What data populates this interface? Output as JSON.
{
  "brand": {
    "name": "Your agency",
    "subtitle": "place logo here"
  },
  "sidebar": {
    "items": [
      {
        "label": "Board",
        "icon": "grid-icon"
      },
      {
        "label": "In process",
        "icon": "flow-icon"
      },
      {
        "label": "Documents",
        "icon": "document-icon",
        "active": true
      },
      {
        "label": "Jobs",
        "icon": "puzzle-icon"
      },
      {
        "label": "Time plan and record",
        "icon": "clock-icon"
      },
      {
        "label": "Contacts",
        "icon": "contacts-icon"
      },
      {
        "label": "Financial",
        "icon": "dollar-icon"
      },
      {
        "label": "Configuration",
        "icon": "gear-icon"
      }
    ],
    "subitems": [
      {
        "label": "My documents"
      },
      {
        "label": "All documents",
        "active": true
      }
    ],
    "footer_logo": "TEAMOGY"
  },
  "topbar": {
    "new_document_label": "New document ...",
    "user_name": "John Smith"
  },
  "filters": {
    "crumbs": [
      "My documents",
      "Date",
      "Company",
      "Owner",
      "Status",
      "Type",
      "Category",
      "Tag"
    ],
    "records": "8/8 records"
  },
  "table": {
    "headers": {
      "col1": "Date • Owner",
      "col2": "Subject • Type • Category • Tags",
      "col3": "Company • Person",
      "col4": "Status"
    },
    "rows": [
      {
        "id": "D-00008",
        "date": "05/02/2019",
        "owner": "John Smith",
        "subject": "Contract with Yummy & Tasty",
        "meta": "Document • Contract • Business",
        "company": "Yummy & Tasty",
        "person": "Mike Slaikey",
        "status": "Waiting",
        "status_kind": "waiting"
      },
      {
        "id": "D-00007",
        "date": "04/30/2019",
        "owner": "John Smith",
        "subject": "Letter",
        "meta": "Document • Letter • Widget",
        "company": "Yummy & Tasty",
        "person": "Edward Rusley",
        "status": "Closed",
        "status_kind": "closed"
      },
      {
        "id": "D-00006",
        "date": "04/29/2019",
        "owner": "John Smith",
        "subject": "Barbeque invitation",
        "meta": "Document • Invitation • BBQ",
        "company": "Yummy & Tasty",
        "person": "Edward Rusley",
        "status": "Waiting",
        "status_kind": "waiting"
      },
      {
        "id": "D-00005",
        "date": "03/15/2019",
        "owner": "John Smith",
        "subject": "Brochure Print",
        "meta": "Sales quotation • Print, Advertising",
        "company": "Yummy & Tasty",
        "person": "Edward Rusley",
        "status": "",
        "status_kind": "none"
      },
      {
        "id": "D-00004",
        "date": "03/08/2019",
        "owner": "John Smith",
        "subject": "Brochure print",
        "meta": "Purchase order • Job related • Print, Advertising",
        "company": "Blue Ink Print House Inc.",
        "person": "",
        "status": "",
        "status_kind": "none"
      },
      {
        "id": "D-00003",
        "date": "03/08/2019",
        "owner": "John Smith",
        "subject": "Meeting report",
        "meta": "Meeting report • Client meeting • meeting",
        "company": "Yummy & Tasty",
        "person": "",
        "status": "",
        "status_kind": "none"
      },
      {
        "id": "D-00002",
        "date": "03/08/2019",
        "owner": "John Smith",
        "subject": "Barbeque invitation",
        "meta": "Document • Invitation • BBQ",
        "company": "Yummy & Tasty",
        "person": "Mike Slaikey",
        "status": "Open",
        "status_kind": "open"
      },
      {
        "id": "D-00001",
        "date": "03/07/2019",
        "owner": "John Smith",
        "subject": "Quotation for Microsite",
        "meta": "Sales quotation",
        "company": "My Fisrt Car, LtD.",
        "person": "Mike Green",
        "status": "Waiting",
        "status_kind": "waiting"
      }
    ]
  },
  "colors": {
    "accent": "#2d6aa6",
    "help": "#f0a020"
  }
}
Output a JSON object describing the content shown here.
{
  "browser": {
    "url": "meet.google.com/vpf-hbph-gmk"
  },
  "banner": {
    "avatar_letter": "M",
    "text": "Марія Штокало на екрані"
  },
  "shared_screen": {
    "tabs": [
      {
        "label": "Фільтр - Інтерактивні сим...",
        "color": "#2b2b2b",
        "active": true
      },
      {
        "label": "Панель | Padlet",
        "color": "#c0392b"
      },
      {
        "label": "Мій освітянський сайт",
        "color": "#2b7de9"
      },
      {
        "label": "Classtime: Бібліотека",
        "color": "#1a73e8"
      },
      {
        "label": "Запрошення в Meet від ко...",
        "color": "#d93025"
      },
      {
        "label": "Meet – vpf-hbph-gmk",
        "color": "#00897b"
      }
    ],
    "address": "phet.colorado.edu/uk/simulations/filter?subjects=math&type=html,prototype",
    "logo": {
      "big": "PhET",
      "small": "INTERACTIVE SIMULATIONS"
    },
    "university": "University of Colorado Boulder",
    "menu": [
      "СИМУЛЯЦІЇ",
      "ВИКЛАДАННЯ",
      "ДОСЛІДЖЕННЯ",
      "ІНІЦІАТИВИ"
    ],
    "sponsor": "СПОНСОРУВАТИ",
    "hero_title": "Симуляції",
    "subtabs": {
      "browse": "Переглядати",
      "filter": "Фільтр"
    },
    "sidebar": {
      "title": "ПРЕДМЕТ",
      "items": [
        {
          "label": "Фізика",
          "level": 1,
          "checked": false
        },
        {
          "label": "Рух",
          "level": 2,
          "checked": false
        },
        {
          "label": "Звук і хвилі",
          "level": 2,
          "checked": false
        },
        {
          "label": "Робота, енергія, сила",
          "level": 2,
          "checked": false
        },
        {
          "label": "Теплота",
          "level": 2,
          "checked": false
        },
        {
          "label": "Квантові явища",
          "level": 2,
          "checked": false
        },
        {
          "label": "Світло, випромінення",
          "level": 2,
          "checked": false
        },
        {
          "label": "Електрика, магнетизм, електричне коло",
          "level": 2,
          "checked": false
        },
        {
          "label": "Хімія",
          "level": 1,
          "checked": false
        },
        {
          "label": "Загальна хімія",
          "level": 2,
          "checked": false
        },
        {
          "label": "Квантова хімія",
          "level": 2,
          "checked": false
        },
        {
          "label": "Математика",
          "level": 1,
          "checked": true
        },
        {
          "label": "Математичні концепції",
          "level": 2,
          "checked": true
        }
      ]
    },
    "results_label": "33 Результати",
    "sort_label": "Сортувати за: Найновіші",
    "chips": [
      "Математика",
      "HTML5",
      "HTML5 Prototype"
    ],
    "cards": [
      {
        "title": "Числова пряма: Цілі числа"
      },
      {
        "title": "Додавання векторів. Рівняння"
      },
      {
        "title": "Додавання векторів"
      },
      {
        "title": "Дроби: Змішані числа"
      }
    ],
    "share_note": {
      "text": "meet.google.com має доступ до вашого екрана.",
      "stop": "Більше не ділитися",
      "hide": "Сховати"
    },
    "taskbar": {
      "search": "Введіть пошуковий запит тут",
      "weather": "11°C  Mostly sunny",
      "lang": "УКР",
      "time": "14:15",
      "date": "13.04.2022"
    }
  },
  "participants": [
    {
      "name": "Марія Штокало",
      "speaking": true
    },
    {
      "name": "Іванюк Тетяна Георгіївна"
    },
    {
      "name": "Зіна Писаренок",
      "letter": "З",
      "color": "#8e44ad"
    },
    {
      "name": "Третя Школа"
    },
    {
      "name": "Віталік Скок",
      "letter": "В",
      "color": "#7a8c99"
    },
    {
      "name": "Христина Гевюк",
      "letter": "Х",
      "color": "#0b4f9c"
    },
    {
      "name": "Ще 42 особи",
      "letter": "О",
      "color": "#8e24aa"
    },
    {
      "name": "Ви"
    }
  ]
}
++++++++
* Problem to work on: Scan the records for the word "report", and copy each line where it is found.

* Task answer:
        "subject": "Meeting report",
        "meta": "Meeting report • Client meeting • meeting",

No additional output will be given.